It is interesting the way people responded to Keeley’s performance in Line of Duty, doing a role so far removed from the work she had done before. It just showed her range as an actor. She does bring a kind of magic touch to a series, there is no denying that. Someone who has been a star for all her adult life has a certain kind of magnetism. We were banking on her making Lindsay Denton as interesting as possible.
Do you look at the theories online?
I certainly don’t follow when it is happening live. But the BBC publicity department do a round-up of the coverage and the online commentary. So I do get to see that and take an overview. I look up certain articles or follow the discussion if there is something I think is important. It is interesting as an academic exercise, seeing the way things are noticed. It gives us confidence to be able to say that this particular clue will be picked up. For example the misspelling [of definitely] this series. People were concerned it was too subtle. that the audience wouldn’t recognise it as a spelling mistake or would assume it was an error on the part of the production rather than intentional. I hope it has made it less likely that people will misspell that word in the future.

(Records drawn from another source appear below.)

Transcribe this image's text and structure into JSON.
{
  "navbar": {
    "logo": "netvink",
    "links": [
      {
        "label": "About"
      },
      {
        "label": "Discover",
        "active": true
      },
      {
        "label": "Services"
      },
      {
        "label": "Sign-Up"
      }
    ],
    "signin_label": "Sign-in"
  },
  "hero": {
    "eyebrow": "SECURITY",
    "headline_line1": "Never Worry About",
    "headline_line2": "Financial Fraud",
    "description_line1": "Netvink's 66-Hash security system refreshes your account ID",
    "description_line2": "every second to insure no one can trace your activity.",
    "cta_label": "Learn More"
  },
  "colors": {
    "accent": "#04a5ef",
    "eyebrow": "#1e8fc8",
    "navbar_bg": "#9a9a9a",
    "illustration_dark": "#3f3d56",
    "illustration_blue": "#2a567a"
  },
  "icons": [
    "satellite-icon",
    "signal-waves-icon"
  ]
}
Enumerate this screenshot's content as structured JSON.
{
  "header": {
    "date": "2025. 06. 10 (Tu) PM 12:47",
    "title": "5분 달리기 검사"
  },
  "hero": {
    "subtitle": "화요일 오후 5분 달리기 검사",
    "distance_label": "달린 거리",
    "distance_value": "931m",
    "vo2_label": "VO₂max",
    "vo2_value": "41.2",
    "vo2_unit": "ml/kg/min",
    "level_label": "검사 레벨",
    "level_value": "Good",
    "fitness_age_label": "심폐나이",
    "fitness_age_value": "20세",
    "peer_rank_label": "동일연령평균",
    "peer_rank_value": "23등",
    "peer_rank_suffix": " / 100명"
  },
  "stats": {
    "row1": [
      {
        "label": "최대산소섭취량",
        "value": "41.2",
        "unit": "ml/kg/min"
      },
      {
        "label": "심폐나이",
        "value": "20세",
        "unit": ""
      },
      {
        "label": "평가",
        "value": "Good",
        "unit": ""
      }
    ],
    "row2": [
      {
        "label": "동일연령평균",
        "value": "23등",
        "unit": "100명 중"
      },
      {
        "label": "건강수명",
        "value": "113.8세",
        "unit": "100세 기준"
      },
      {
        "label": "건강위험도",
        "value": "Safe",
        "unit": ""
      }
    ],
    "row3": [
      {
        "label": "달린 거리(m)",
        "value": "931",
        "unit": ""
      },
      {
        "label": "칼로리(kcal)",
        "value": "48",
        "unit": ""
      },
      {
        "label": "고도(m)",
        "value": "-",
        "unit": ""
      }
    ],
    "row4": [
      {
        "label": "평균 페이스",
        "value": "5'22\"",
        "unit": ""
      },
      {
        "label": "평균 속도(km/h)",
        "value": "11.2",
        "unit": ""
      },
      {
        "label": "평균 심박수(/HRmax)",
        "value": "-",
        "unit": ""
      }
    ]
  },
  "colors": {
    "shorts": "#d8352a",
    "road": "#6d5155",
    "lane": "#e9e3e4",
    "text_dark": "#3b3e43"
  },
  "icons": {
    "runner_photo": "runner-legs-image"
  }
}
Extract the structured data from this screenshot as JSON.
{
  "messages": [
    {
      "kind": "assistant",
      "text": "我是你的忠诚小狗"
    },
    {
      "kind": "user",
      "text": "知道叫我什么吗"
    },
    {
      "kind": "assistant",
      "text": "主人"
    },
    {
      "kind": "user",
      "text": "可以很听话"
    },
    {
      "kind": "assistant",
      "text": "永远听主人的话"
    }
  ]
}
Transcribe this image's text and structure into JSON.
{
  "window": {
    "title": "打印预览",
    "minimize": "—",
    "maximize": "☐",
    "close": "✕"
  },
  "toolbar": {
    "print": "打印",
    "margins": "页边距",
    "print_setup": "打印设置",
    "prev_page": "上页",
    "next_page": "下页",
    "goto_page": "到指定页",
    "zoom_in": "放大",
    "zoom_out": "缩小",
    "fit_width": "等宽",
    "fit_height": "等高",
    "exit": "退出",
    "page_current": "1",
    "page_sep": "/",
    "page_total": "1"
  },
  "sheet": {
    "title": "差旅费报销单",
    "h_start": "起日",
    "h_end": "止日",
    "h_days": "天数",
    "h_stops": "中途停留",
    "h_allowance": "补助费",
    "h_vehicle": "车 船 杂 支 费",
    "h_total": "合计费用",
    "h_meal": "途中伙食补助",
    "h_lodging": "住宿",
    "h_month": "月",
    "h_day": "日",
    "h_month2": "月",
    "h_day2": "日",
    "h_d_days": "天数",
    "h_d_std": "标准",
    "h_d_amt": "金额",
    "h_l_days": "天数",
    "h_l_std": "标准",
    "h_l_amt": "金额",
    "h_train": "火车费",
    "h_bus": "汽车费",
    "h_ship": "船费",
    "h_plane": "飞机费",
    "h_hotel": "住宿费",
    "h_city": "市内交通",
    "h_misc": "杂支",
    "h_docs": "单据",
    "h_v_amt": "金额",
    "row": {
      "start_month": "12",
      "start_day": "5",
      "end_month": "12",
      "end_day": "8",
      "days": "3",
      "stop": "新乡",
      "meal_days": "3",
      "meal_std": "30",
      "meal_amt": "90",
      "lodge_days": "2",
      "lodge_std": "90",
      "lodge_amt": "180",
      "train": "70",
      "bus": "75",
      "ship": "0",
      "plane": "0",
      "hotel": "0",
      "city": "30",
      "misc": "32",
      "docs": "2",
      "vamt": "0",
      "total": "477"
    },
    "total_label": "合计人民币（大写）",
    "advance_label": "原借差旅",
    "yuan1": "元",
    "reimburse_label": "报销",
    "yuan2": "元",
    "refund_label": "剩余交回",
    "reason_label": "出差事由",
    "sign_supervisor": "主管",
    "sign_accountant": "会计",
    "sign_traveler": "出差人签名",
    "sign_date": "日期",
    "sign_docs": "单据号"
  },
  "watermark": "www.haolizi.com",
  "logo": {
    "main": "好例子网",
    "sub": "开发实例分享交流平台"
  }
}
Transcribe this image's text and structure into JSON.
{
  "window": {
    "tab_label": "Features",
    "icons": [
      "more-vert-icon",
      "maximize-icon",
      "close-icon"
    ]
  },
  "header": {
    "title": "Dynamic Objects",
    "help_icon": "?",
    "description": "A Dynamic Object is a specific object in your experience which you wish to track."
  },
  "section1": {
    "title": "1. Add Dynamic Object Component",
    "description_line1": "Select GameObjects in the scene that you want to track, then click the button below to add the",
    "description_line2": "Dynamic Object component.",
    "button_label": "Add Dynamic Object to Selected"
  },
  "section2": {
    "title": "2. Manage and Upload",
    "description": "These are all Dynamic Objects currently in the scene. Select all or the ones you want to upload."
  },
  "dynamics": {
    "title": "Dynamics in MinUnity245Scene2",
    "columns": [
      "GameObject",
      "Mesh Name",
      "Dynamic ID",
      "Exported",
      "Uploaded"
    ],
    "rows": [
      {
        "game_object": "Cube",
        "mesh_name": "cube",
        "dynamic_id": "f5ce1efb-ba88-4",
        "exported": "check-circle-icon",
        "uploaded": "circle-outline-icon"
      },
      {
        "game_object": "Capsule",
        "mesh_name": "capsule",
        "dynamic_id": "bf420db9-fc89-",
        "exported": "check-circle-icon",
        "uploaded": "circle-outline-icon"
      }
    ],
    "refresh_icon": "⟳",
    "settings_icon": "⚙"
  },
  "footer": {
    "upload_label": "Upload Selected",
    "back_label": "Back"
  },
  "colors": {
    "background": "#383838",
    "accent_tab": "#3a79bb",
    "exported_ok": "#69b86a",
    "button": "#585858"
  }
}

When did you come up with the overall arc – you can’t have known poor Jackie Laverty would be in a freezer for so long when you were writing series one?
It is an evolving process. If we choose not to close a particular story off, so we didn’t find Jackie Laverty’s body for example, then it is an asset we can use in the future. But the fine detail of how and why and when is not planned years in advance.
Does success allow you to choose the best actors in the business?
Anna Maxwell Martin is definitely one of the best in the business. She is a delight to work with. We wanted someone with a more subtle, surprising, more elliptical approach to interrogation. It is a feature of our position that we are very grateful for. We get interest from actors that a few years ago might have been out of reach. I spoke to him very early on when we only had a couple of finished scripts. And we were so thrilled that Stephen Graham was interested. It was incredibly flattering that someone with so many offers on the table was willing to join the cast.
Are you going to extend Line of Duty beyond next year’s sixth series?
When the point comes that we only have one more series to do, then that will be the last one. We can’t take the risk that we don’t tie everything up and we don’t get recommissioned and the loyal fans are left hanging. Currently, the only series remaining is series six but we are in talks with the BBC about the possibility of a series seven. People’s tastes change quickly. We will have to study the audience data we get. We know we have a finite lifespan.
What do you watch on TV to unwind?
I tend to watch sport or comedy. Like a lot of people, I watch things that are escapist. So if I am watching football or the conclusion of a golf tournament, those things feel like a departure from my day job.
The last day of a major golf tournament ratchets the tension, raises the heartrate – a bit like your shows…
I think it is much more influential on my performance as a golfer than as a writer of drama! But I’m playing ok at the moment. Not bad at all. I’m quite pleased with some recent rounds…
Line of Duty series 1-5 is out now on DVD